Petra's unusual geography forced it to be long and thin. It is around three miles from end to end. A network of horse, donkey, and camel operators offer to ferry around those who are too old, infirm, or fat to do the hike themselves.

The weather was pretty hot and a lot of people seemed to be succumbing to the heat and resting to drink in the shade. I think I benefitted from my past three weeks in Iran and Turkey acclimatizing to desert. As one person told me in Cappadocia: desert heat is like a hot curry: If you fight it you will fail; you have to just accept it.

The most famous site in Petra is a building known as "the treasury" which is actually a tomb. This building was made famous by Indiana Jones and the Last Crusade, and it is every bit as spectacular as the movie suggests. Sadly a barrier stops people entering, but that is probably for the best as, if the movie is to believed, it is apparently filled with whirling blades of death.
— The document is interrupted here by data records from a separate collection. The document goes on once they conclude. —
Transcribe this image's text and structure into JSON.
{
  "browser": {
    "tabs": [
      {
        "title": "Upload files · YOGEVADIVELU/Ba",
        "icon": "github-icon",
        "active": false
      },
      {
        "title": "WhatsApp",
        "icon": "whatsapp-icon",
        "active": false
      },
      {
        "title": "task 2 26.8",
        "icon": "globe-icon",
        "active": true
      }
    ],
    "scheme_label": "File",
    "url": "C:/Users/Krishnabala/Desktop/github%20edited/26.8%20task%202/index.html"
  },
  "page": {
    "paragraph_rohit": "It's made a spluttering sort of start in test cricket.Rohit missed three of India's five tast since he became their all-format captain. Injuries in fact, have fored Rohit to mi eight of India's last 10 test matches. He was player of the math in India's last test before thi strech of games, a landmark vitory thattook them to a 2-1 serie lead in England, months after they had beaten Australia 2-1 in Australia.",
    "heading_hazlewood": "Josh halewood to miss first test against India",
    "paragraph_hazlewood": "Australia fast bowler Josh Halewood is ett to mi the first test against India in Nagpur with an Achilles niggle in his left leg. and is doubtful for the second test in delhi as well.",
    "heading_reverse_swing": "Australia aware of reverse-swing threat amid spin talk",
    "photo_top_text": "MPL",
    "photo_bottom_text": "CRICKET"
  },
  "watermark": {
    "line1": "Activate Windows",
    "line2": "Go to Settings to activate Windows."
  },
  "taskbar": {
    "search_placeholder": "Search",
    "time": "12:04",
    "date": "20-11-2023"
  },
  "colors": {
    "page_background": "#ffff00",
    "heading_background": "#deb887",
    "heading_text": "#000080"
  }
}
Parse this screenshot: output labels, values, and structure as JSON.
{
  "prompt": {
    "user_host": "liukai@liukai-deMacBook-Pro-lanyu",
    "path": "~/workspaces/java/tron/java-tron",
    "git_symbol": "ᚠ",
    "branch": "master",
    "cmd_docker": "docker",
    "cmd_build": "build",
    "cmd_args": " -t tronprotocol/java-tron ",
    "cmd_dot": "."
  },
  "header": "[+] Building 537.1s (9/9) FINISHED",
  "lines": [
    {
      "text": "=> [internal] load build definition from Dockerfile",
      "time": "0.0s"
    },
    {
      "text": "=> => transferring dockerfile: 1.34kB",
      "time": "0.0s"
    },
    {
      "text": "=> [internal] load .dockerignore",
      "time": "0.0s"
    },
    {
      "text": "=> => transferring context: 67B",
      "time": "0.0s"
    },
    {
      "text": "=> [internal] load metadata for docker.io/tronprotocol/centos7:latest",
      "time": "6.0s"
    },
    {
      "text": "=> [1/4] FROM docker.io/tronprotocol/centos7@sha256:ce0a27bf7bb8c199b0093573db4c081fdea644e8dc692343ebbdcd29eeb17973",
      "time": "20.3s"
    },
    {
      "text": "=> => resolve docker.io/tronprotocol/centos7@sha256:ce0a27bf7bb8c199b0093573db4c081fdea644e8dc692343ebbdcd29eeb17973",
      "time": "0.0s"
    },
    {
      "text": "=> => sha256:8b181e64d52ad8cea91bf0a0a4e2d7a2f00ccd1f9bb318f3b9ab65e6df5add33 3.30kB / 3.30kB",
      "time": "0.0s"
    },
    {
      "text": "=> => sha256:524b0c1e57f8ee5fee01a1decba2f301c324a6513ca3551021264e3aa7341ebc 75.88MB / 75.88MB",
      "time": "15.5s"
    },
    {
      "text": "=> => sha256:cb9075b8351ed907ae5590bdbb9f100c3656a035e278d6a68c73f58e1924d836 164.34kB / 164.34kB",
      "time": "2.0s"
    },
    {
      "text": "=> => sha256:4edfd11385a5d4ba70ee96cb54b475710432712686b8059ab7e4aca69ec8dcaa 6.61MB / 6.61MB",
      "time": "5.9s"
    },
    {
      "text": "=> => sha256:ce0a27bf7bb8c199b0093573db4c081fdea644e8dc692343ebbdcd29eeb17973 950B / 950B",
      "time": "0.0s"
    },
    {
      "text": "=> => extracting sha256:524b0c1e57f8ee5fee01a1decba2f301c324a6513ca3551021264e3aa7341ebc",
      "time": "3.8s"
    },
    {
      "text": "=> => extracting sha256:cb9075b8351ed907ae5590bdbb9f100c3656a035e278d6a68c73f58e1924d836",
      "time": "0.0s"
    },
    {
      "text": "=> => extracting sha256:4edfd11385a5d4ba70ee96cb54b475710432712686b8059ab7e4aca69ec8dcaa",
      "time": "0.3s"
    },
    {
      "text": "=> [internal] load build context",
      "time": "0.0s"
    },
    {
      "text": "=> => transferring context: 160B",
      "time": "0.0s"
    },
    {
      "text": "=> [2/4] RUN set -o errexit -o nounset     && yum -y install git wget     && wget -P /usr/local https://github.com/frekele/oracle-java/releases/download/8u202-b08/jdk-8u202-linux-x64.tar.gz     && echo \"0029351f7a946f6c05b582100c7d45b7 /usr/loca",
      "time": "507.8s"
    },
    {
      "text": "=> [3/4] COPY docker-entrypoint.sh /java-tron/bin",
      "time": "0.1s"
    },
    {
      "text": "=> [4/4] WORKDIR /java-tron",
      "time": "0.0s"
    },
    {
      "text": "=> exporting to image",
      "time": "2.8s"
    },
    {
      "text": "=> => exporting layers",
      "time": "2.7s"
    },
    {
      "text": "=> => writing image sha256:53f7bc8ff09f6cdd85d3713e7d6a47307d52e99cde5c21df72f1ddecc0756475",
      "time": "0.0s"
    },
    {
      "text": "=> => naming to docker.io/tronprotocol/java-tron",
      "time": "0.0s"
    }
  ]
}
The second most famous site in Petra is "the monastery", which is also a tomb, and looks exactly the same as the treasury. The monastery is high up at the top of the cliffs and the hike up to the top is really fun.

As one would expect, Petra is filled with tourists. It felt weird to be surrounded by western tourists after weeks in Iran where there were almost none. It also seemed that some of the things the Jordanians had done to make Petra tourist friendly detracted from the site. The valley floor was concreted over, there were shops everywhere, and there was a fancy restaurant at the end. At times it felt more like "Petra Las Vegas" than "Petra".